TM: You end the book with “What’s gone right” in the criminal justice system—mainly DNA, which changed the game for the wrongly convicted—and also the introduction of conviction integrity units in the offices of DAs. Then you segue to “What’s still wrong” and you write about the issues we still have to work on. If you had to pick the single most damaging aspect of the criminal justice system, the thing that has sent more innocent people away than any other, what would that be?

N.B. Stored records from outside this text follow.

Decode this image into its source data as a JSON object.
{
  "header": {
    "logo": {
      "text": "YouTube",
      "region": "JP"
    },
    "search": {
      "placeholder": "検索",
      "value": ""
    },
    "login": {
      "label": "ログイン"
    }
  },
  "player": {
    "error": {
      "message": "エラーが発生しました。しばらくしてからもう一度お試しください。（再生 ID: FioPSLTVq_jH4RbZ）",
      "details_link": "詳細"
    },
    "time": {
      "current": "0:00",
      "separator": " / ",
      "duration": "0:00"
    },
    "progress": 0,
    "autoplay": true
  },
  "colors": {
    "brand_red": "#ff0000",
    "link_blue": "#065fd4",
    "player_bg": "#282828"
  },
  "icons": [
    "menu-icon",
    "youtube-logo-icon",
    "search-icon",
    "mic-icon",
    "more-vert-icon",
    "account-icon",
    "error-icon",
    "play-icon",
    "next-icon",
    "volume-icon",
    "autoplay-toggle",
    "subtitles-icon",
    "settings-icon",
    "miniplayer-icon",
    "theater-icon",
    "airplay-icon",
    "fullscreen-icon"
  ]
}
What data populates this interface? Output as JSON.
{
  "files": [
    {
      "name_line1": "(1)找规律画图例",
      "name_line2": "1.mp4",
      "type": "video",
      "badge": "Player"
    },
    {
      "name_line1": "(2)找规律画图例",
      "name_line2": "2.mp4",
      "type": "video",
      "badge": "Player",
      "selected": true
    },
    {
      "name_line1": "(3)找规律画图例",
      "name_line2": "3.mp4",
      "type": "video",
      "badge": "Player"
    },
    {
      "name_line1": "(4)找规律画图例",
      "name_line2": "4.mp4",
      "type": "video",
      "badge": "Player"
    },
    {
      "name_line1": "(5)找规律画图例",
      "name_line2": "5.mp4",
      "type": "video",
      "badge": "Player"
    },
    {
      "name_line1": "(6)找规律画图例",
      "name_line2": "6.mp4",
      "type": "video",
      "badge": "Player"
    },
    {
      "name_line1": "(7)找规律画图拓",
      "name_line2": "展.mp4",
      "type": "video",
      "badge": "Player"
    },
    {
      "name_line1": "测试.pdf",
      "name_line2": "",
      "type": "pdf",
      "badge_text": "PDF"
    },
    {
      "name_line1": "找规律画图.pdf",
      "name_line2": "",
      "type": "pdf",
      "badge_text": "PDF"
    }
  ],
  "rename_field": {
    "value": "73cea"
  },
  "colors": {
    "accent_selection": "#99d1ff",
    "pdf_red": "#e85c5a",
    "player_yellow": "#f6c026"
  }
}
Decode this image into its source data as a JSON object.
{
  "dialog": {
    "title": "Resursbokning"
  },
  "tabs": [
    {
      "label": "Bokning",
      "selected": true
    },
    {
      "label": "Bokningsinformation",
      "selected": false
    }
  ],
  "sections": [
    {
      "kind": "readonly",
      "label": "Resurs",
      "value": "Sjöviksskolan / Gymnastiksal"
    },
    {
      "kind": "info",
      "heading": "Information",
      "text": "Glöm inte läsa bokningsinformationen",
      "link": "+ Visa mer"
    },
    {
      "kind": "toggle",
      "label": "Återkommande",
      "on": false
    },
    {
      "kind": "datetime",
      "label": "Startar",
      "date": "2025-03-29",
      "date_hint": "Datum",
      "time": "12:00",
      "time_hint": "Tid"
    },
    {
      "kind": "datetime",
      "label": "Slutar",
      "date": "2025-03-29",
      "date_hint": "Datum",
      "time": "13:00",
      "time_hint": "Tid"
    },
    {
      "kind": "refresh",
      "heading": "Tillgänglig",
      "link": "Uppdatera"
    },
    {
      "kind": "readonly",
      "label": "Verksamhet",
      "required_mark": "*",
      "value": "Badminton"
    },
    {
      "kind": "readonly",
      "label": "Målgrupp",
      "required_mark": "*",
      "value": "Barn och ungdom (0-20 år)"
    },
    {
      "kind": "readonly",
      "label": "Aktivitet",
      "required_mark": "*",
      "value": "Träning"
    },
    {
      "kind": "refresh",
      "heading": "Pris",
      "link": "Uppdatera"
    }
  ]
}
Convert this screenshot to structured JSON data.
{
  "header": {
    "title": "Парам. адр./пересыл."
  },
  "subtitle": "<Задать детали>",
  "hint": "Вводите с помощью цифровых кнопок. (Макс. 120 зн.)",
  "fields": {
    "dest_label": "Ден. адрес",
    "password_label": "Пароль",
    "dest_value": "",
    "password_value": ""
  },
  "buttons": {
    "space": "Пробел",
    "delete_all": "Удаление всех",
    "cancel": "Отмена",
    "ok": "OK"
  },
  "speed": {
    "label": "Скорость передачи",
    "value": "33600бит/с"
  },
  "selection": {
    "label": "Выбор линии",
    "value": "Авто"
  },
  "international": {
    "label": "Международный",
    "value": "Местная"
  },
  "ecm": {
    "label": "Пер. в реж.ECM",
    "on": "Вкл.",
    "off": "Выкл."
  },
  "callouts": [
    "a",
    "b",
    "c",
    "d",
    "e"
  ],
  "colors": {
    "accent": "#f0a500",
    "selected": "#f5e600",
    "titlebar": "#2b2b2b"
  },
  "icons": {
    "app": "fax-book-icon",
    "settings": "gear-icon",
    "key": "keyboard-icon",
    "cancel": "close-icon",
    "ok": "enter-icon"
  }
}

JM: Lying witnesses. Perjury. You see it in all the Texas cases—perjury provoked and triggered by prosecutors and/or police, coercing or enticing witnesses to lie. And juries are prone to believe prosecution witnesses. They have a bias toward them. I did, too, when I started out in this work. Everything else flows or is connected to perjury on the witness stand. I think there are a lot of different human factors that come into this. In a number of cases, the witnesses are getting their first encounter with the criminal justice system, so they come in believing that the police and the prosecutors absolutely know what they’re doing. Witnesses want to please the authorities. And the police and prosecutors are able to manipulate those witnesses into saying what they want them to say—for example, to identify a suspect. Witnesses are malleable. We human beings are a malleable lot, and we can be led.
TM: Texas has led the nation in many reforms, including post-conviction DNA testing, the junk science writ, and a robust forensic science commission.
JM: And don’t forget compensation for the wrongly convicted—Texas is the most generous state in the country.
TM: Right. But what do you think we need to do next?
JM: Here’s what you need to do. Let’s just take Dallas County, which has had more than thirty exonerations. Now, you would think that somebody would say, wait a minute, what’s going on here? Why have there been so many wrongful convictions in this county alone? Canada conducts postmortem hearings with full subpoena power to examine all those who played any part in a wrongful conviction, from the defense lawyers to the prosecutors and police. They get all the files and they have everybody testify to examine what went wrong and to make recommendations how we could prevent this from happening again. Nobody in the United States has ever done that.
TM: Okay, so now you say you’re retired but you’re still working on Ben Spencer’s case and at least one other. So, truthfully, you’re never really going to retire, right?
JM: No. I mean, it’s literally impossible. I can’t get away from it if I wanted to get away from it.
TM: You are a lifelong Philadelphia sports fan. Will the Eagles ever play the Cowboys again?
JM: I certainly hope so. I hope so.